NEW YORK, Dec. 24 (UPI) -- Actress Jennifer Jason Leigh has earned some of the best notices of her career, as well as Golden Globe and Critics' Choice Award nominations, for playing the foul-mouthed fugitive Daisy Domergue in The Hateful Eight.
Written and directed by Quentin Tarantino, the film is set in the late 19th century and is about the rogue's gallery of villains and lawmen trapped in a remote Wyoming cabin during a blizzard. Kurt Russell plays John Ruth, the bounty hunter who is chained to Daisy as he transports her to the town of Red Rock where she is scheduled to be hanged for her crimes.
With the exception of Leigh, most of the cast members have appeared in previous works by Tarantino. Russell co-starred in Death Proof, while Samuel L. Jackson appeared in Pulp Fiction, Jackie Brown and Django Unchained, Michael Madsen was in Kill Bill and Reservoir Dogs, and Tim Roth was a cast member of Pulp Fiction and Reservoir Dogs.
"So much of it, obviously, is on the page because you are dealing with such a great script and such a great character," Leigh said of Daisy at a recent New York press conference.
"With Daisy, there's a lot that is mercurial and we had to find [that] and we wanted to find it together. And so much of Daisy is informed by John Ruth because she is always reacting with him because of what he's done -- the chain, the hits, what mileage she can get from that. She thinks she is a lot smarter than John Ruth and, actually, she is. ... She's playing him in a lot of the movie," the 53-year-old actress explained. "But there is this one moment in the movie -- and this is what's so great about doing a Tarantino movie and what's so great for all of us actors is that we're always being surprised by everything. There is a moment where it all shifts, where John Ruth isn't just a putz, you know, like a fool that she is just so much smarter than. He's suddenly very smart and very dark when he goes and gathers all the guns from everyone and then she has to re-judge him just like everyone else in the movie. Everyone in the movie is terrible and hateful. Everyone in the movie, you also care for. ... Maybe their weakness is the good part of them in a certain way."
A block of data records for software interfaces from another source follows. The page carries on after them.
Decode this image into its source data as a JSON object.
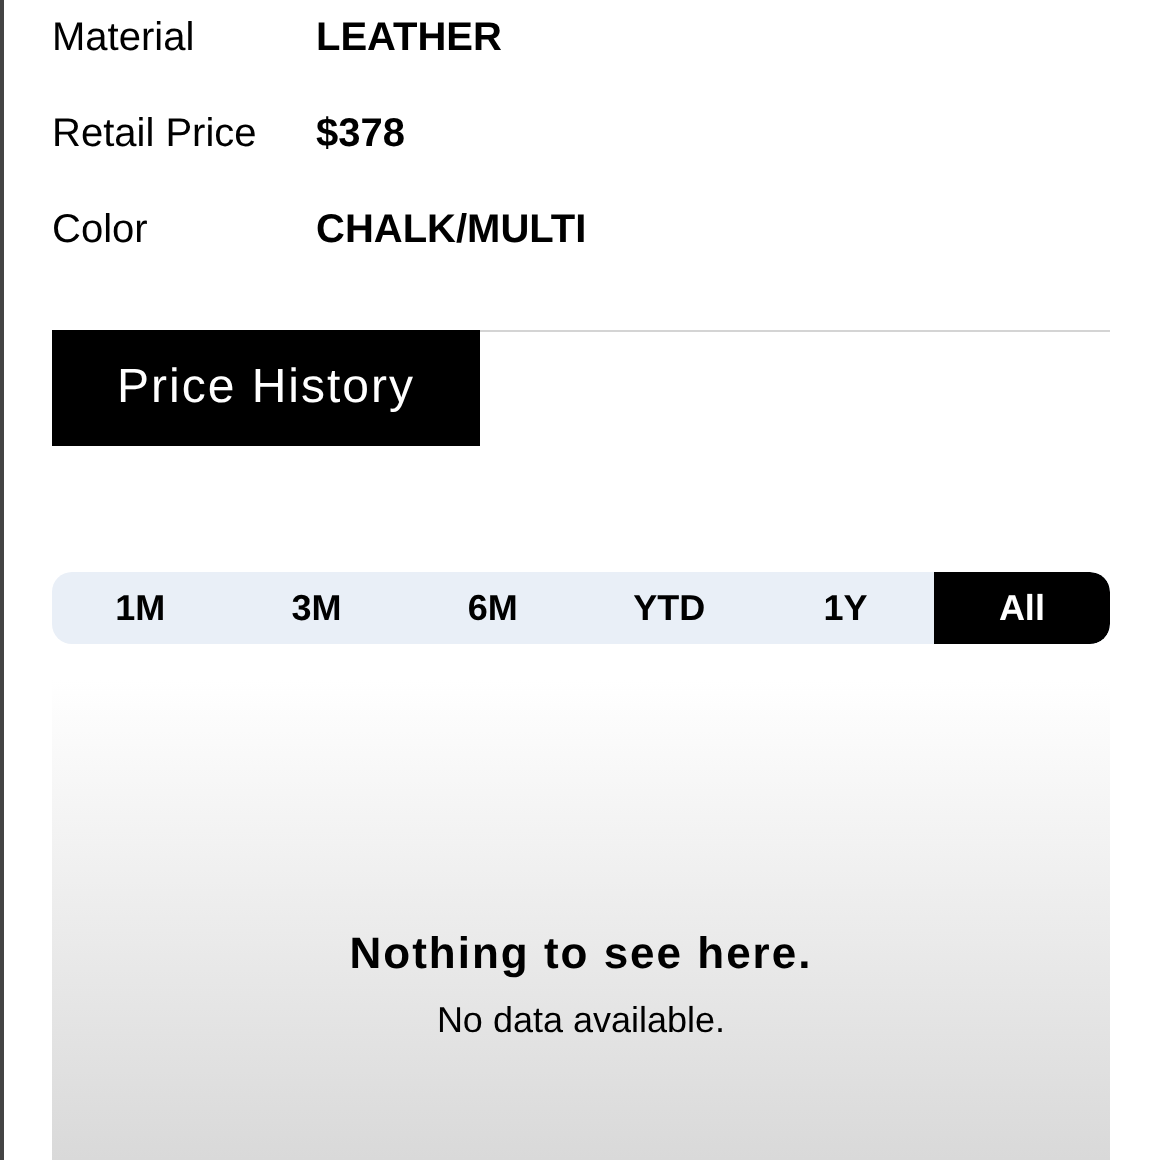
{
  "details": [
    {
      "label": "Material",
      "value": "LEATHER"
    },
    {
      "label": "Retail Price",
      "value": "$378"
    },
    {
      "label": "Color",
      "value": "CHALK/MULTI"
    }
  ],
  "section_title": "Price History",
  "ranges": [
    {
      "label": "1M",
      "selected": false
    },
    {
      "label": "3M",
      "selected": false
    },
    {
      "label": "6M",
      "selected": false
    },
    {
      "label": "YTD",
      "selected": false
    },
    {
      "label": "1Y",
      "selected": false
    },
    {
      "label": "All",
      "selected": true
    }
  ],
  "empty_state": {
    "title": "Nothing to see here.",
    "message": "No data available."
  }
}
Leigh went on to say she worked hard to make her character appear as though she isn't afraid to be executed.
"Daisy is having a blast. I mean, yeah, she's going to the gallows, but she knows she's not going to the gallows. She's going to figure it out," the actress added. "But in that moment [when John Ruth gains the upper hand,] it's not so clear anymore and that was so exciting as an actress to not know that was coming. To read it on the page and yet when I felt it happen in the room, I swear my blood went cold. It was just a phenomenal experience."
So, how did Leigh tap into the humanity of a character many may perceive as loathsome?
"Daisy has very strong loyalties and I think she has a very good heart. I think she has a big heart and a good heart. I do feel that about her. As crazy and wicked, evil... You might disagree..." she confessed as her castmates and director all groaned and laughed in protest at her characterization of the outlaw.
During the conversation with reporters, Russell offered his take on what it was like to work with Leigh in such close quarters -- first on a stage coach and then inside Minnie's Haberdashery.
"At first, when Jennifer and I started to rehearse, we didn't really think there would be much of a problem with the chain," Russell recalled, referring to how he and the actress are literally bound together for much of the movie. "We didn't think it would represent anything much either. And nothing could have turned out to be further from the truth. Everything that we did was informed by how that chain was dealt with and, so, we had to learn to sort of get the Fred and Ginger of it all together and that informed their relationship. So, for me, there was John Ruth and for Jennifer there was Domergue, but together we were going to be this team, which we felt there was, like anything else, if you have been chained together for like a week, a week and a half... 24/7, you get to know a lot about that person and the Stockholm Syndrome is going to set up pretty fast and it did. In fact, over a five-month period of time, of course, the Stockholm Syndrome between Jennifer and I set up and it informed everything we did."
Feeling awkward about the situation, Russell said he tried to let his co-star take the lead when the cameras weren't rolling.
"It was an unspoken thing," the 64-year-old actor acknowledged. "Because of who John Ruth was, when that clapper goes bang, it's 'Action!' That chain is mine. I own it. Because of that, I felt that as soon as [Tarantino called,] 'Cut!' That chain was hers. We had to have a balance and I will tell you something: I really appreciated what she was going through. You turn that chain over to the other person, it wasn't easy."
Co-starring Demian Bichir and Bruce Dern, the film opens in limited release Friday. It expands nationwide on Dec. 31.